▸ **Your task**:
Nothing but the lines from the one containing "What's the underlying" through the end of the data below may appear in the response, each one exact.

[Page and application data records]

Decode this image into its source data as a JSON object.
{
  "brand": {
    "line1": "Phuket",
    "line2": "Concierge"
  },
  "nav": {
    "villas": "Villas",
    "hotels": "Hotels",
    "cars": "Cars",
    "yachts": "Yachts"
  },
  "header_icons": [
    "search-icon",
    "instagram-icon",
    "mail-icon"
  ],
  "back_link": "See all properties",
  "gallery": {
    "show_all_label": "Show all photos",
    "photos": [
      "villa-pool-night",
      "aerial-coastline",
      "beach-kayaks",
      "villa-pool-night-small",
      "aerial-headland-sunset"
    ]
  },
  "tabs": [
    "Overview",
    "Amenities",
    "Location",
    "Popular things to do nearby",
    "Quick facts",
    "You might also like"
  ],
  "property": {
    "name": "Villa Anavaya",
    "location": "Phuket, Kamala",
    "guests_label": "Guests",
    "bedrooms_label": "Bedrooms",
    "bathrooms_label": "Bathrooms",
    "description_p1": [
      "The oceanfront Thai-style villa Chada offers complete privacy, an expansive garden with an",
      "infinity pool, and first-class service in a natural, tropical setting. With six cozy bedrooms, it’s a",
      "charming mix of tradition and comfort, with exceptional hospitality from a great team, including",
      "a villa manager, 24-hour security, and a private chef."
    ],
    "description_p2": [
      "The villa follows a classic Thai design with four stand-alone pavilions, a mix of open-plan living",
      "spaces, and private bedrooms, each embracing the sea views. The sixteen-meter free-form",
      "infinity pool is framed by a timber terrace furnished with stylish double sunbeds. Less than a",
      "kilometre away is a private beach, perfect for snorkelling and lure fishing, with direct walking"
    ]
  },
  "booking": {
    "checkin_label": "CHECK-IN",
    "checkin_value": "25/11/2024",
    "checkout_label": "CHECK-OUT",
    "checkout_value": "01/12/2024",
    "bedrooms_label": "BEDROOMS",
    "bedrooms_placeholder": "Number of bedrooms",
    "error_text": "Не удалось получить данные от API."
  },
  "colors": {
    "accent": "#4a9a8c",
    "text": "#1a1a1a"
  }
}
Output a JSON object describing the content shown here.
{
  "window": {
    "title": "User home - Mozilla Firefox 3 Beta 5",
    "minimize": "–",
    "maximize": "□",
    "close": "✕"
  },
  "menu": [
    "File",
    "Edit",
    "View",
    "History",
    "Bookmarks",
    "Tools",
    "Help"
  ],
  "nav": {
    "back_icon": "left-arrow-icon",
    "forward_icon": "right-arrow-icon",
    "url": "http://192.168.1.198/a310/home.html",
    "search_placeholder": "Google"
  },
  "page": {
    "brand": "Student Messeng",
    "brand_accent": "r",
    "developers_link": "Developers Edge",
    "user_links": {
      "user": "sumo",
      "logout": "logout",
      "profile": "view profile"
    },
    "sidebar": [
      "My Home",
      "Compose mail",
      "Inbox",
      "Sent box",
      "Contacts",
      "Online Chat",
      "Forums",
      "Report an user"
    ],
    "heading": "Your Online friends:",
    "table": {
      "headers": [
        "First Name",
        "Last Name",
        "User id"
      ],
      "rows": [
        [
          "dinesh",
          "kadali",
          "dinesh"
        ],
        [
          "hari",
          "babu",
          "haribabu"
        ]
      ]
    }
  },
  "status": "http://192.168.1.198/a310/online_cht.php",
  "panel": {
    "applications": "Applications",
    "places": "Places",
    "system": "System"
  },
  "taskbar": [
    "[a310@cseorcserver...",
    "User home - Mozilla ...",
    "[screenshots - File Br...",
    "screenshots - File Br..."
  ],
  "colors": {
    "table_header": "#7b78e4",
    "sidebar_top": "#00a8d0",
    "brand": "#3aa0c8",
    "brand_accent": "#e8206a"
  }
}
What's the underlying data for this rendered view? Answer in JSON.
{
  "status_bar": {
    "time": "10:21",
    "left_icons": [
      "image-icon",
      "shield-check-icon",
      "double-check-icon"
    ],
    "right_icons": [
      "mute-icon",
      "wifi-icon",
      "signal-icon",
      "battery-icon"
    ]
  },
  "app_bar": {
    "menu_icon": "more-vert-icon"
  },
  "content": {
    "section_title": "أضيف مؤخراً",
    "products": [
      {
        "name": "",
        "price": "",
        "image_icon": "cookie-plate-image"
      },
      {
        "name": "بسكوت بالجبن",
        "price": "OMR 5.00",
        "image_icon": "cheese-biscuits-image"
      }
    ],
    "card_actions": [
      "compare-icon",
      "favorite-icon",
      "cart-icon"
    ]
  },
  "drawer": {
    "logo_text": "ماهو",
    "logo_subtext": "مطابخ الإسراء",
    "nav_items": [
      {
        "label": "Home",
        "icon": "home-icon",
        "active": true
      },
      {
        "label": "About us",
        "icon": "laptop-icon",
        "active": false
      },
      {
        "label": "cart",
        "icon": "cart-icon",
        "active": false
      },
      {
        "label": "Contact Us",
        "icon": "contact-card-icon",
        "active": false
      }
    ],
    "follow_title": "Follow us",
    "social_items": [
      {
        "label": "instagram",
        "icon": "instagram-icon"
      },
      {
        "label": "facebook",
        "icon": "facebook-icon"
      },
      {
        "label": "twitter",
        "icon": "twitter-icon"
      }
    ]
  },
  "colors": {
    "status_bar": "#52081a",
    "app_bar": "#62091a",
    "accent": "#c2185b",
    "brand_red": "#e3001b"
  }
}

▸ **Your response**:
What's the underlying data for this rendered view? Answer in JSON.
{
  "status_bar": {
    "time": "10:21",
    "left_icons": [
      "image-icon",
      "shield-check-icon",
      "double-check-icon"
    ],
    "right_icons": [
      "mute-icon",
      "wifi-icon",
      "signal-icon",
      "battery-icon"
    ]
  },
  "app_bar": {
    "menu_icon": "more-vert-icon"
  },
  "content": {
    "section_title": "أضيف مؤخراً",
    "products": [
      {
        "name": "",
        "price": "",
        "image_icon": "cookie-plate-image"
      },
      {
        "name": "بسكوت بالجبن",
        "price": "OMR 5.00",
        "image_icon": "cheese-biscuits-image"
      }
    ],
    "card_actions": [
      "compare-icon",
      "favorite-icon",
      "cart-icon"
    ]
  },
  "drawer": {
    "logo_text": "ماهو",
    "logo_subtext": "مطابخ الإسراء",
    "nav_items": [
      {
        "label": "Home",
        "icon": "home-icon",
        "active": true
      },
      {
        "label": "About us",
        "icon": "laptop-icon",
        "active": false
      },
      {
        "label": "cart",
        "icon": "cart-icon",
        "active": false
      },
      {
        "label": "Contact Us",
        "icon": "contact-card-icon",
        "active": false
      }
    ],
    "follow_title": "Follow us",
    "social_items": [
      {
        "label": "instagram",
        "icon": "instagram-icon"
      },
      {
        "label": "facebook",
        "icon": "facebook-icon"
      },
      {
        "label": "twitter",
        "icon": "twitter-icon"
      }
    ]
  },
  "colors": {
    "status_bar": "#52081a",
    "app_bar": "#62091a",
    "accent": "#c2185b",
    "brand_red": "#e3001b"
  }
}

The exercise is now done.